Written by Paul Gadsby — London. 1966. The capital was preparing itself for the greatest sporting event in England since the Games of the XIVth Olympiad – the Austerity Games of 1948. The Fédération Internationale de Football Association had awarded the World Cup competition to England in 1960, despite rival bids from West Germany and Spain. The London of 1966 was a very different place from the near bomb-site of 1948, and just as the Swinging City was gearing up to embrace the summer festival of football, the unthinkable happened. The gold Jules Rimet trophy – the World Cup itself – was stolen, only to be found weeks later by a man walking his dog. This is much is fact. This year the World Cup competition returns, this time to Brazil and, very appropriately, Chasing The Game gives us a fictional version of events 48 years ago which have never been fully explained.
In the seamier fringes of the London borough of Hammersmith, the feel-good factor of Cup Fever has yet to permeate. Tommy Glover, hard man and gang boss has business to conclude. Accompanied by his lieutenant Dale Blake, Glover waits in a down-at-heel boozer. He is expecting one of his young soldiers to deliver a hold-all full of cash. Young Malcolm eventually turns up with the loot in one hand, but a gun in the other. Suffice to say that Blake suddenly, and bloodily, finds himself in charge of ‘the outfit’.

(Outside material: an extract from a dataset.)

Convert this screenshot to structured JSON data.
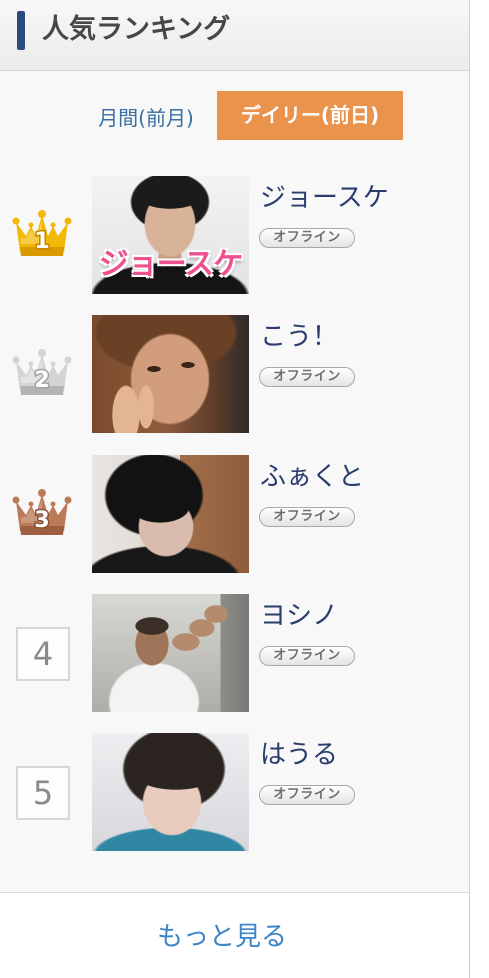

The irony is that Blake’s father, Joe, was in charge until he was sent down for a long stay in Her Majesty’s Hotel, Brixton. Now, Blake – a natural Number Two – must see if he is up to handling the top job. He has problems of his own. His wife is restless and feels ignored. Their only son has left home in disgust at his dad’s lifestyle. Worse still, one of the firm’s senior men – Jimmy Parkes – has his eyes on the top job, and holds Dale in contempt. When Parkes suggests an outrageous scheme to make a fortune, Blake feels he has no option but to go along with it. The plan is nothing less than to steal the World Cup from its public display case in Westminster Central Hall.

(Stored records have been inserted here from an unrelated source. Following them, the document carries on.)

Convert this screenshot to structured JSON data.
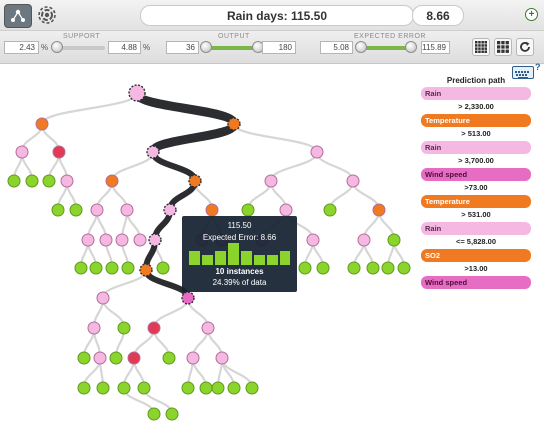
{
  "header": {
    "title": "Rain days: 115.50",
    "value": "8.66",
    "expand_symbol": "+",
    "views": [
      {
        "id": "tree",
        "icon": "tree-view-icon",
        "active": true
      },
      {
        "id": "sunburst",
        "icon": "sunburst-view-icon",
        "active": false
      }
    ]
  },
  "filters": {
    "support": {
      "label": "SUPPORT",
      "min": "2.43",
      "max": "4.88",
      "unit": "%"
    },
    "output": {
      "label": "OUTPUT",
      "min": "36",
      "max": "180"
    },
    "expected_error": {
      "label": "EXPECTED ERROR",
      "min": "5.08",
      "max": "115.89"
    },
    "tools": [
      {
        "name": "dense-grid-icon"
      },
      {
        "name": "grid-icon"
      },
      {
        "name": "refresh-icon"
      }
    ]
  },
  "tooltip": {
    "value": "115.50",
    "expected_error": "Expected Error: 8.66",
    "instances": "10 instances",
    "percent": "24.39% of data"
  },
  "prediction_path": {
    "title": "Prediction path",
    "steps": [
      {
        "field": "Rain",
        "kind": "pink",
        "condition": "> 2,330.00"
      },
      {
        "field": "Temperature",
        "kind": "orange",
        "condition": "> 513.00"
      },
      {
        "field": "Rain",
        "kind": "pink",
        "condition": "> 3,700.00"
      },
      {
        "field": "Wind speed",
        "kind": "magenta",
        "condition": ">73.00"
      },
      {
        "field": "Temperature",
        "kind": "orange",
        "condition": "> 531.00"
      },
      {
        "field": "Rain",
        "kind": "pink",
        "condition": "<= 5,828.00"
      },
      {
        "field": "SO2",
        "kind": "orange",
        "condition": ">13.00"
      },
      {
        "field": "Wind speed",
        "kind": "magenta",
        "condition": ""
      }
    ]
  },
  "colors": {
    "rain": "#f4b8e2",
    "temperature": "#f07a22",
    "wind_speed": "#e76cc4",
    "so2": "#f07a22",
    "humidity": "#e23a55",
    "leaf": "#8bd42c",
    "path": "#2b2d30",
    "accent_green": "#7ab648"
  }
}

What follows is a mixture of criminal incompetence, jealousy and black comedy, which presents itself as a plausible account of one of Britain’s greatest unsolved mysteries. There are passing guest appearances from one or two legendary football players and a thinly disguised chairman of the Football Association, Joe Mears. Dog lovers will be pleased to know that Pickles, the Border Collie who found the trophy, appears as himself. Gadsby pretty much gets his period detail spot-on, although I am not sure that a middle-aged suburban housewife in 1966 would be thinking to herself that ‘divorce was a tough gig’, and someone out of work would have had to wait until the mid-70s before he could walk into a Jobcentre. These minor points aside, this is a London where the smart boys smoke Dunhills because the slimline pack doesn’t spoil the cut of their suit jackets, a Mark II Ford Cortina could just about take a man’s breath away, and Michael Caine was doing something similar to young women with his screen portrayal of the amoral Alfie.
Despite the aforementioned anachronisms, and a couple of intriguing back stories which might well have been expanded to good effect, I thoroughly enjoyed this book. The prose is unpretentious, brisk, and will move the reader through the 200-odd pages with minimal effort. Gadsby has taken a real-life event that remains a mystery to this day, and provided a perfectly plausible, well-timed and entertaining fictional account.
CFL Rating: 4 Stars